Scouting Elite stops before off limits


Bassmaster Marshal

Now that the tournament season is over I plan to scout some of the lakes I’ll be fishing on the Bassmaster Elite Series next year before they become off limits. I won’t have time to pre-fish all of them, but I believe I can work in trips to Lanier, Hartwell and to the Tennessee River where the Classic will be.

Because I’ll be scouting these lakes months ahead of time, I’ll be doing far more looking than fishing. It’s hard to resist fishing a little bit, but the last thing you want to do is get stuck on a pattern or place that won’t be productive months later when the tournament starts.

I’m a shallow water guy. I don’t care how cold or hot it is, there’s always a population of fish that lives shallow. Maybe not as many of them, but there are always fish in shallow water. I think some of the biggest bass stay shallow.

By shallow, I’m not necessarily talking about right up on the bank. To me, anything less than 8 feet is shallow, and that can be on points.

I will definitely look offshore, too. That is where the majority of the fish are and the bite is more consistent out deep.

I’ll be doing a lot of riding around to get a feel for how the lakes set up. Some of them will be drawn down for the winter, so I’ll be able to see features like stumps, brush and rocks that will be under the water during the tournament.

I like to take pictures of promising places. The pictures make it easier to visualize what’s under the water when I come back.

Lake Lanier (Feb. 14-17)

Spotted bass will play big at Lanier because they are so much more numerous than the largemouth. There are some really big spots at Lanier, and you don’t have to be fishing a drop shot in 40 feet of water to catch them.

I’ll be looking for docks and points close to the main lake or a creek channel. Those are places where the bass can slide up and get a belly full and slide back out. I believe a 6th Sense Provoke Jerkbait will catch them from docks and points. That bait comes in a short and along bill model and there will be places for both.

Jigs should also play there in February. I’ll probably be fishing a casting jig around the docks and a football jig on the points. A shaky head is a really good bait in winter and early spring. I’ll tempt Lanier’s spots with a 1/4-ounce TruSouth Custom Lures shaky head jig with a straight tail 6-inch worm.

Tennessee River March 15-17 (Bassmaster Classic)

There will probably be fish in transition from their winter to prespawn patterns on the Tennessee River in mid March. I’ll focus my attention in practice up shallow where the bass will be coming to that time of year.

The bass will be gathered outside of spawning areas on rocky and pea gravel banks and points. There are typically cold mornings and days that time of year and the rocks hold the sun’s heat. The heat attracts the bass.

The creeks will be a good place to start looking for them during the official practice days before the Classic, but a lot of people overlook main-lake rocky points that lead into spawning pockets. I believe moving style baits will work there. That includes square bills, crankbaits that dive 6 to 8 feet deep, Chatterbaits and spinnerbaits. 

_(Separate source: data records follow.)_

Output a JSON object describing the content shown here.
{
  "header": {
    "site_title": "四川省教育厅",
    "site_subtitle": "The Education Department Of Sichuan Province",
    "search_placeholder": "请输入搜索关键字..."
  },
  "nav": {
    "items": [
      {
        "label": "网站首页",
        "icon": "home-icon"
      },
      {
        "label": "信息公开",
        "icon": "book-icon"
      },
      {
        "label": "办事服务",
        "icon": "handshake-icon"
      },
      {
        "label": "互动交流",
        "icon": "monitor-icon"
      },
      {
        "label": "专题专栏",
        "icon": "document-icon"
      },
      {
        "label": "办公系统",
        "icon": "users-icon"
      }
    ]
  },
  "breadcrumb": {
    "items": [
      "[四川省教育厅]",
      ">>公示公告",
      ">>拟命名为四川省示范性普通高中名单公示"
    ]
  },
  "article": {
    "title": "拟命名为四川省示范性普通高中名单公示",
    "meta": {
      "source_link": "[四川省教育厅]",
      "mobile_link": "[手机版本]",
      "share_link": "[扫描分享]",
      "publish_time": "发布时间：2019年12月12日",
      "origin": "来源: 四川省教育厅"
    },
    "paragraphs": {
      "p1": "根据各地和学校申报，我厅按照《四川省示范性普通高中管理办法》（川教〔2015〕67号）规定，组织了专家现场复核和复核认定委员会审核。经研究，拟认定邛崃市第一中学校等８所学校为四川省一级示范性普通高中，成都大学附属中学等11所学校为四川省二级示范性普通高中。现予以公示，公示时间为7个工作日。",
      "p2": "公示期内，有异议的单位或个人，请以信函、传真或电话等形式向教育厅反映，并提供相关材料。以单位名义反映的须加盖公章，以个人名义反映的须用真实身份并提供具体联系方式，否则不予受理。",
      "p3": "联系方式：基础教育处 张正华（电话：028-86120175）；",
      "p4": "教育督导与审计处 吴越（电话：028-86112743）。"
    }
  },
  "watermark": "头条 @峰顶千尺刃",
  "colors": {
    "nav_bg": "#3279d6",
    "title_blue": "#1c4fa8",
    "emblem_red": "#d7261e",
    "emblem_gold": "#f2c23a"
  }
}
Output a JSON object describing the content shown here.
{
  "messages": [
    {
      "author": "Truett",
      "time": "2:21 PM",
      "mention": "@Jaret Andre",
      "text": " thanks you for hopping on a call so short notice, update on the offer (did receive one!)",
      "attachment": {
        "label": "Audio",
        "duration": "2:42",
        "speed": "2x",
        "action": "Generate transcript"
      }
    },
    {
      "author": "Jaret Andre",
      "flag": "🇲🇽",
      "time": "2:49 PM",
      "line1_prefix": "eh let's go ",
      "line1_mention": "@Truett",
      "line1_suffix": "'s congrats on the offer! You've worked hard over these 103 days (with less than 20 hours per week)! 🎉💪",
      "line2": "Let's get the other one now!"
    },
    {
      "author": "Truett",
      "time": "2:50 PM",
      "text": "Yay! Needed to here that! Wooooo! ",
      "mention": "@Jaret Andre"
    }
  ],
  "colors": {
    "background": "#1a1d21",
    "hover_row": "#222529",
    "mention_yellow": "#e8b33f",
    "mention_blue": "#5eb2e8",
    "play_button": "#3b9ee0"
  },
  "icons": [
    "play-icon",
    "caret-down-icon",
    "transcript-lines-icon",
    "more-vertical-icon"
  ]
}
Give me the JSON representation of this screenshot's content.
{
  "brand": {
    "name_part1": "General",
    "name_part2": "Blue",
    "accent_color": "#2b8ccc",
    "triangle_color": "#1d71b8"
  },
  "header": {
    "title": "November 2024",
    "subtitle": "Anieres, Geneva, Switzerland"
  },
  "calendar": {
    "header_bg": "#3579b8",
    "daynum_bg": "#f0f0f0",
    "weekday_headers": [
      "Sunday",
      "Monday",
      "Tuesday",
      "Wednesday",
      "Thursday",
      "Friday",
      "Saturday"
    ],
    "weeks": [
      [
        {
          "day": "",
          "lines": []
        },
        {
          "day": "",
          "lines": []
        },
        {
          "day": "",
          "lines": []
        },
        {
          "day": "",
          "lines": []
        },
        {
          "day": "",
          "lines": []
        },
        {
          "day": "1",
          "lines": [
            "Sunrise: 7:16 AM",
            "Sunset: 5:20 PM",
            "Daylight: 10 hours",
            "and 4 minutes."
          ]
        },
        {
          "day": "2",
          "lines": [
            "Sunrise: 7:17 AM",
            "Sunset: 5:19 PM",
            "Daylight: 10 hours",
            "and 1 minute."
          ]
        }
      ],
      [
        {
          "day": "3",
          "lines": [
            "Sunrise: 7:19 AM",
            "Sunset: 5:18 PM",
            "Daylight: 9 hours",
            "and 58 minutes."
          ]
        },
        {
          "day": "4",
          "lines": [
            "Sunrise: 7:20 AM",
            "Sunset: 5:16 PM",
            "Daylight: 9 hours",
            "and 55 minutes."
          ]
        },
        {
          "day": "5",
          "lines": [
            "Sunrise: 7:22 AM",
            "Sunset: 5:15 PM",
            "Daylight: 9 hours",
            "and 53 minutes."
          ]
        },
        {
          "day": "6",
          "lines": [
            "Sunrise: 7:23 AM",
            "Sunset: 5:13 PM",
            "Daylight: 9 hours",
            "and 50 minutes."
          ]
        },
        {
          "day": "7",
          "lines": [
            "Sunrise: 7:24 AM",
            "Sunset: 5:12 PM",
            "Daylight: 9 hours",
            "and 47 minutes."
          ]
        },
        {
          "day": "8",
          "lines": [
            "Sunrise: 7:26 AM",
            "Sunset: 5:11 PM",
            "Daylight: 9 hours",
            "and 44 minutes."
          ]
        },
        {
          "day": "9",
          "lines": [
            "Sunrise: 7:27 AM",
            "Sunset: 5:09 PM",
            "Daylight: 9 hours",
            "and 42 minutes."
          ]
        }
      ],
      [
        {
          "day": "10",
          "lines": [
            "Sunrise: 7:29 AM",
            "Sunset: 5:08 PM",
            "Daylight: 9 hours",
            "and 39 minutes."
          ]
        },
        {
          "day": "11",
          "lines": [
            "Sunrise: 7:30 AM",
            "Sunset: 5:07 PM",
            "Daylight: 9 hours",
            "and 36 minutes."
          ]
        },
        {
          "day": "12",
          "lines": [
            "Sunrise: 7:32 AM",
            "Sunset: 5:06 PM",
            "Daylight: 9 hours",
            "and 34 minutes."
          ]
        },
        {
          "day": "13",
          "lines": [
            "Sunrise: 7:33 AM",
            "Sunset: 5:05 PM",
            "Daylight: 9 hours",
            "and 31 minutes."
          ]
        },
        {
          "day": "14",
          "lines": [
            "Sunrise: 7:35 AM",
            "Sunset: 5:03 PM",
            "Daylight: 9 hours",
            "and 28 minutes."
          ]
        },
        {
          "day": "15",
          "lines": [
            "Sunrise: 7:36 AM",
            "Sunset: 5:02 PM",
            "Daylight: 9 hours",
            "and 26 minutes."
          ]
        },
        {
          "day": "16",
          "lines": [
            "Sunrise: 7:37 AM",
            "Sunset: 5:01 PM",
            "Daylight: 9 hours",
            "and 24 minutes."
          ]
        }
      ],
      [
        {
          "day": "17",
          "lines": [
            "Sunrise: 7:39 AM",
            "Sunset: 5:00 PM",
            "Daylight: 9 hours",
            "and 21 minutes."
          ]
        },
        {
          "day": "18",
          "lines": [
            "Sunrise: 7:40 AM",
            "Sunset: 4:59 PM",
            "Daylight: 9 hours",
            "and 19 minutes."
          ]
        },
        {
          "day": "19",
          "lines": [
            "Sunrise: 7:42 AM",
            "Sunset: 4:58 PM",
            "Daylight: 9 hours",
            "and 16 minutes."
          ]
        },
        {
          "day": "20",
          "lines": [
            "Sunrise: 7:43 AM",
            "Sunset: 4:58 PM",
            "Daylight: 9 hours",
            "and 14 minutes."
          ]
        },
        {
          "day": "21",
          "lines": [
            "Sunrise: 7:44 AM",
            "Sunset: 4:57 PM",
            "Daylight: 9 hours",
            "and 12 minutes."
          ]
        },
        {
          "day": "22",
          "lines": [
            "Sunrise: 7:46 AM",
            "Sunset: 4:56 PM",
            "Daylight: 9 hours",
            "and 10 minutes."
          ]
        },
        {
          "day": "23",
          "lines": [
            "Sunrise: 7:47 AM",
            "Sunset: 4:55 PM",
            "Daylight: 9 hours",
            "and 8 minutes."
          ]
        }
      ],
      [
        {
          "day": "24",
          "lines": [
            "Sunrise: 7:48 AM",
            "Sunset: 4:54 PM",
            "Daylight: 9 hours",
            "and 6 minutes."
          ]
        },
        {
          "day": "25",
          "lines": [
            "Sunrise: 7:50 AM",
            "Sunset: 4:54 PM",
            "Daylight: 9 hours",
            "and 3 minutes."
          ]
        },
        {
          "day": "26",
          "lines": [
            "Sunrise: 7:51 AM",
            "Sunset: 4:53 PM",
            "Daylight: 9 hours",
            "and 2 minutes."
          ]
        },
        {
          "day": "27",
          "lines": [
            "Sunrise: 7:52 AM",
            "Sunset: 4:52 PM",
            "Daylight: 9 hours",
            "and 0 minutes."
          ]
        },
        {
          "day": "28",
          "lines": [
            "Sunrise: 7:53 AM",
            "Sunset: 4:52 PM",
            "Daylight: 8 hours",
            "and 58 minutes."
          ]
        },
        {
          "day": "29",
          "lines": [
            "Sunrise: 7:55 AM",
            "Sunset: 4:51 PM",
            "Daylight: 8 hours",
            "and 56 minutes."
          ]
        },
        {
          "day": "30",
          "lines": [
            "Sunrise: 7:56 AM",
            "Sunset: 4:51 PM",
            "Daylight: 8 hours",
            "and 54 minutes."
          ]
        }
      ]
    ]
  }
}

Lake Hartwell (April 4-7)

The Hartwell tournament will definitely be a late prespawn-spawning deal. In pre-practice I’ll be looking for shallow boat docks and shallow pockets that have the right ingredients for spawning. That could be a sandy bottom, rocks and laydowns in the backs of pockets.

There could be sight fishing for spawning bass during the tournament, but fishing a wacky worm around docks should do very well. And there’s likely to be a chatterbait and spinnerbait bite going in the backs of creeks, too.

It’s hard to overcome the urge to fish when you’re scouting months ahead of time. I will fish for a couple of hours between riding around and scouting. But I can’t let myself get caught up in how I’m catching fish in pre-practice and think it’s going to work when the tournament comes around.